▸ **Task directions**: Count all lines holding "name" in the data below and say the number, nothing more.

START Exercise input

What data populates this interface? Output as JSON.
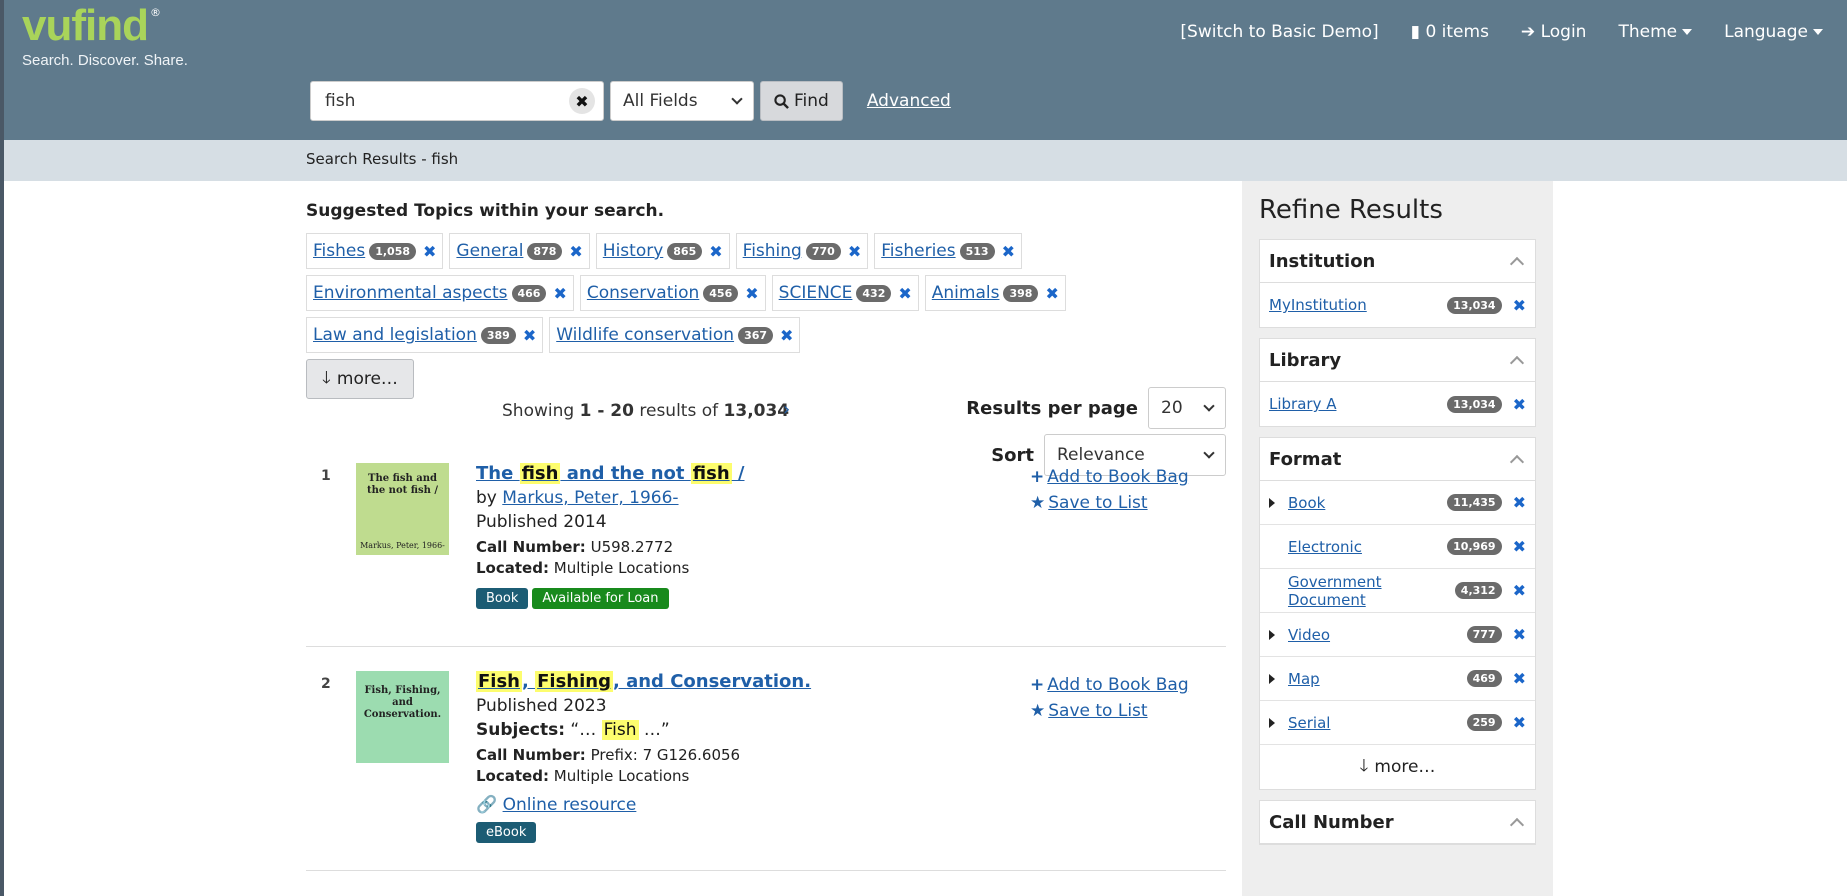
{
  "brand": {
    "logo": "vufind",
    "registered": "®",
    "tagline": "Search. Discover. Share."
  },
  "topnav": {
    "switch_demo": "[Switch to Basic Demo]",
    "bag": "0 items",
    "login": "Login",
    "theme": "Theme",
    "language": "Language"
  },
  "search": {
    "query": "fish",
    "field": "All Fields",
    "find_label": "Find",
    "advanced_label": "Advanced"
  },
  "breadcrumb": "Search Results - fish",
  "suggested": {
    "title": "Suggested Topics within your search.",
    "topics": [
      {
        "label": "Fishes",
        "count": "1,058"
      },
      {
        "label": "General",
        "count": "878"
      },
      {
        "label": "History",
        "count": "865"
      },
      {
        "label": "Fishing",
        "count": "770"
      },
      {
        "label": "Fisheries",
        "count": "513"
      },
      {
        "label": "Environmental aspects",
        "count": "466"
      },
      {
        "label": "Conservation",
        "count": "456"
      },
      {
        "label": "SCIENCE",
        "count": "432"
      },
      {
        "label": "Animals",
        "count": "398"
      },
      {
        "label": "Law and legislation",
        "count": "389"
      },
      {
        "label": "Wildlife conservation",
        "count": "367"
      }
    ],
    "more_label": "more…"
  },
  "results_info": {
    "showing_prefix": "Showing",
    "range": "1 - 20",
    "results_of": "results of",
    "total": "13,034",
    "next_icon": "›",
    "per_page_label": "Results per page",
    "per_page_value": "20",
    "sort_label": "Sort",
    "sort_value": "Relevance"
  },
  "records": [
    {
      "num": "1",
      "thumb_title": "The fish and the not fish /",
      "thumb_author": "Markus, Peter, 1966-",
      "thumb_color": "#bfdc8f",
      "title_parts": [
        "The ",
        "fish",
        " and the not ",
        "fish",
        " /"
      ],
      "by_label": "by",
      "author": "Markus, Peter, 1966-",
      "published": "Published 2014",
      "call_label": "Call Number:",
      "call_number": "U598.2772",
      "located_label": "Located:",
      "located": "Multiple Locations",
      "badges": [
        "Book",
        "Available for Loan"
      ],
      "add_bag": "Add to Book Bag",
      "save_list": "Save to List"
    },
    {
      "num": "2",
      "thumb_title": "Fish, Fishing, and Conservation.",
      "thumb_color": "#9cdcb0",
      "title_parts": [
        "Fish",
        ", ",
        "Fishing",
        ", and Conservation."
      ],
      "published": "Published 2023",
      "subjects_label": "Subjects:",
      "subjects_parts": [
        "“… ",
        "Fish",
        " …”"
      ],
      "call_label": "Call Number:",
      "call_number": "Prefix: 7 G126.6056",
      "located_label": "Located:",
      "located": "Multiple Locations",
      "online": "Online resource",
      "badges": [
        "eBook"
      ],
      "add_bag": "Add to Book Bag",
      "save_list": "Save to List"
    }
  ],
  "sidebar": {
    "title": "Refine Results",
    "institution": {
      "label": "Institution",
      "items": [
        {
          "name": "MyInstitution",
          "count": "13,034"
        }
      ]
    },
    "library": {
      "label": "Library",
      "items": [
        {
          "name": "Library A",
          "count": "13,034"
        }
      ]
    },
    "format": {
      "label": "Format",
      "items": [
        {
          "name": "Book",
          "count": "11,435",
          "expand": true
        },
        {
          "name": "Electronic",
          "count": "10,969",
          "expand": false
        },
        {
          "name": "Government Document",
          "count": "4,312",
          "expand": false
        },
        {
          "name": "Video",
          "count": "777",
          "expand": true
        },
        {
          "name": "Map",
          "count": "469",
          "expand": true
        },
        {
          "name": "Serial",
          "count": "259",
          "expand": true
        }
      ],
      "more_label": "more…"
    },
    "call_number": {
      "label": "Call Number"
    }
  },
  "colors": {
    "header": "#5f7a8c",
    "link": "#1f5fa8",
    "highlight": "#fdfd6e",
    "logo": "#a9d45a"
  }
}
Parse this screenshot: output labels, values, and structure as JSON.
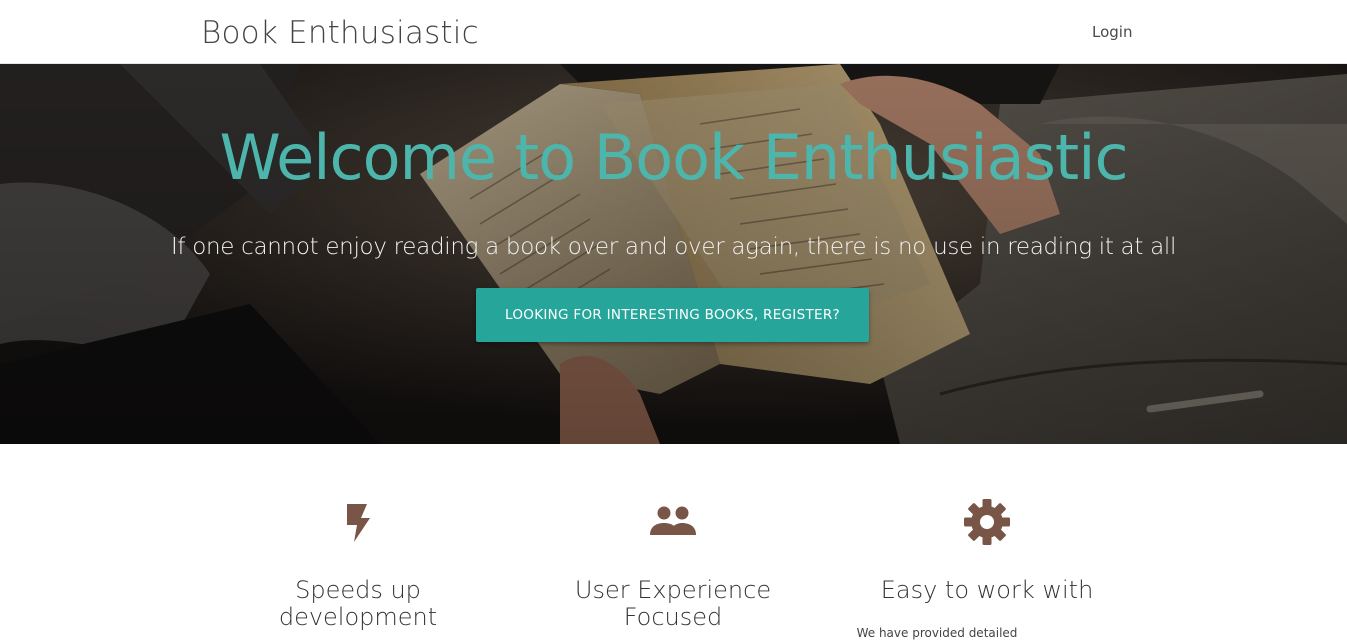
{
  "nav": {
    "brand": "Book Enthusiastic",
    "login_label": "Login"
  },
  "hero": {
    "title": "Welcome to Book Enthusiastic",
    "subtitle": "If one cannot enjoy reading a book over and over again, there is no use in reading it at all",
    "cta_label": "LOOKING FOR INTERESTING BOOKS, REGISTER?",
    "background_image": "person-holding-open-book-photo"
  },
  "features": [
    {
      "icon": "bolt-icon",
      "title_line1": "Speeds up",
      "title_line2": "development",
      "text": ""
    },
    {
      "icon": "people-icon",
      "title_line1": "User Experience",
      "title_line2": "Focused",
      "text": ""
    },
    {
      "icon": "gear-icon",
      "title_line1": "Easy to work with",
      "title_line2": "",
      "text": "We have provided detailed"
    }
  ],
  "colors": {
    "accent_teal": "#26a69a",
    "title_teal": "#4db6ac",
    "icon_brown": "#795548",
    "nav_text": "#444444"
  }
}
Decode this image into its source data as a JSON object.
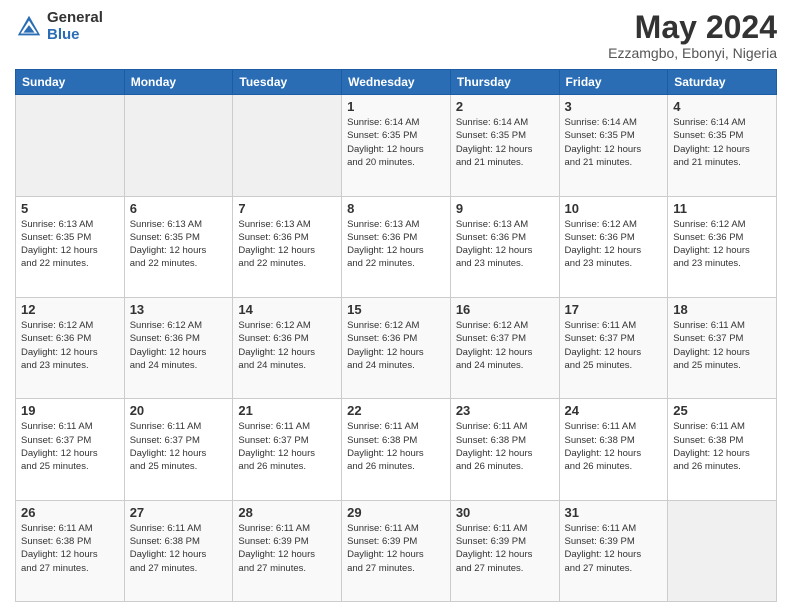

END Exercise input

▸ **Worked solution**: 8